The word ‘chai’ is the name given to tea in India and refers to the way in which Indians often take their tea.  Most chai teas use a combination of spices that are often found in Indian cooking and herbal medicine such as cinnamon, ginger, cloves, cardamom and black pepper, but the ingredients vary from chai to chai.  It can include black tea, green tea or simply the spices alone as an herbal tea.  Likewise, milk is optional, and even then you can choose from cow (not for the vegans or dairy-free amongst us), soy, rice or nut milks.  Your chai can be sweetened with honey or sugar.

As for the wellness aspect of tea in general, the Japanese Buddhist priest, Myoe (1173-1232), is said to have inscribed this into his teakettle:

Tea has the blessing of all the deities
Tea promotes filial piety
Tea drives away all evil spirits
Tea banishes drowsiness
Tea keeps the five internal organs in harmony
Tea wards off disease
Tea strengthens friendship
Tea disciplines body and mind
Tea destroys the passions
Tea grants a peaceful death

So, given that the weather is cooler now it is time to ditch your iced tea (although strictly speaking in Traditional Chinese Medicine chilled liquids are frowned upon all year round anyway) and opt for a health-restoring steamy cup  of delicious chai, as this quote describes:

“Tea should be drunk when hot.  Cold tea will aid the accumulation of phlegm.  It is better to drink less of it, rather than more.  Better yet!  Don’t drink it at all.” Chia Ming, Yin-shih hsu-chih, fourteenth century

Bare in mind the milkier and sweeter your chai is, the more likely it is to also create phlegm, although, the warming spices should aid digestion to some degree. So, as usual, moderation is the key.

You can make your own chai with a recipe like this one or purchase some loose leaf chai from a shop that supplies good quality teas, don’t bother with the supermarket ones.

Now, would you like a cup of chai?  Go on…

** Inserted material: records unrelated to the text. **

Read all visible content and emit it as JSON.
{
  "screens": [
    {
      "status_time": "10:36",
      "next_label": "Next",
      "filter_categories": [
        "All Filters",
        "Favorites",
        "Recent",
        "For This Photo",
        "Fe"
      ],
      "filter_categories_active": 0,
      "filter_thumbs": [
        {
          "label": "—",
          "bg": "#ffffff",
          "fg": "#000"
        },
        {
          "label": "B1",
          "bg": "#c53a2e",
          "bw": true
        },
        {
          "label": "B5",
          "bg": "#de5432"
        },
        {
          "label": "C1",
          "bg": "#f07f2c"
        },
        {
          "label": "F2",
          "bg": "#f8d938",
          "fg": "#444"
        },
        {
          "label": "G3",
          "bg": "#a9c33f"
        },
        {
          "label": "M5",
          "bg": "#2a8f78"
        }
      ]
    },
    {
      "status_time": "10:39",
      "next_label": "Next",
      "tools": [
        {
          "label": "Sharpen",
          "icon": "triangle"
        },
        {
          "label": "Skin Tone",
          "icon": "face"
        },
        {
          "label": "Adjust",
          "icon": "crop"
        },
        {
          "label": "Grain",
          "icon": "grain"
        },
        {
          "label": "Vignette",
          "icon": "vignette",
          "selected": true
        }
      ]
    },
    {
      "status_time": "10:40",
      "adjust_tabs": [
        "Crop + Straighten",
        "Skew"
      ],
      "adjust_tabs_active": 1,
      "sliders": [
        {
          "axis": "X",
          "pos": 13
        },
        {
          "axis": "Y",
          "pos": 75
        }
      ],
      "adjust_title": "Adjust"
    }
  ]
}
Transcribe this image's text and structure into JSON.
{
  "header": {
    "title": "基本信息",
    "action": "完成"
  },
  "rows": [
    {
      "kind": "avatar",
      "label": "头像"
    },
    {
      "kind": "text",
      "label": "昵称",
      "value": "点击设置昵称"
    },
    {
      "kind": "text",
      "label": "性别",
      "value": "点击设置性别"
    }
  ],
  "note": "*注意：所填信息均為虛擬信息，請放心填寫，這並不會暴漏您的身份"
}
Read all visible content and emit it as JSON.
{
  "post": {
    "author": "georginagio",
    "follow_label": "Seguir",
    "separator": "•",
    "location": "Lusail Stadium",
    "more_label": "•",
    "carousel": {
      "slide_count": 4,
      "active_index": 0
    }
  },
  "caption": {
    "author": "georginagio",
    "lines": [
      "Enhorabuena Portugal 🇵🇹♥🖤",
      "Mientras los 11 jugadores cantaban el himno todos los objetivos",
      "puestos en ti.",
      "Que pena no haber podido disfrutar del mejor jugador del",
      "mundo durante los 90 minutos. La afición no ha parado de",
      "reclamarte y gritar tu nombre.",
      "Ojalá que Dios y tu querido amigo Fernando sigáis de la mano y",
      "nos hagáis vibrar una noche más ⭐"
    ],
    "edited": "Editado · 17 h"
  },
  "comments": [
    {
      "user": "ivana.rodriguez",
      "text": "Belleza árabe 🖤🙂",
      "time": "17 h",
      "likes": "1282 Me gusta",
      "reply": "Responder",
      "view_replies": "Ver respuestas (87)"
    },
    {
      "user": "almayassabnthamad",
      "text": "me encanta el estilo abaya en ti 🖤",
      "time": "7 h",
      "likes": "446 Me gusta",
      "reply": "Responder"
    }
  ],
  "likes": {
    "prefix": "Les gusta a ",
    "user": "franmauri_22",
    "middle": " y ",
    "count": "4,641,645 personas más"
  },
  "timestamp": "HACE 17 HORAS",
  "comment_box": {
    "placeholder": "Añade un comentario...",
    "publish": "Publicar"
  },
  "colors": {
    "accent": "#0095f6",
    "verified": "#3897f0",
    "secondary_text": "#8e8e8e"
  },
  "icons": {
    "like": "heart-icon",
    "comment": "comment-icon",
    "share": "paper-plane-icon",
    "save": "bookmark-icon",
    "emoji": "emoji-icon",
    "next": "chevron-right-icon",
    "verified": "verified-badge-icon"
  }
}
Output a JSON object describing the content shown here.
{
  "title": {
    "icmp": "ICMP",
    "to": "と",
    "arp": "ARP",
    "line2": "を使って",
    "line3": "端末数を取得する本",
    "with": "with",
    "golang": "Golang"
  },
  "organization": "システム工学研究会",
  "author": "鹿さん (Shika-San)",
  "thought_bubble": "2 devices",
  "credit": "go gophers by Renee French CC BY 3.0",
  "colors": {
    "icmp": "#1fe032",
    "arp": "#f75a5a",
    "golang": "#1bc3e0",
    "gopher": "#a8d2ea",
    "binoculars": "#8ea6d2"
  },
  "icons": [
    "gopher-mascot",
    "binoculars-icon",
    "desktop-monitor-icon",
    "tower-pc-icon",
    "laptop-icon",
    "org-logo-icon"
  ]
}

For further information on Chinese Medicine contact Dr Sarah George (Acupuncture).  Sarah is a practitioner of acupuncture (AHPRA registered), massage therapy and natural health at her Broadbeach clinic and is the Chinese Medicine Senior Lecturer at the Endeavour College of Natural Health Gold Coast campus.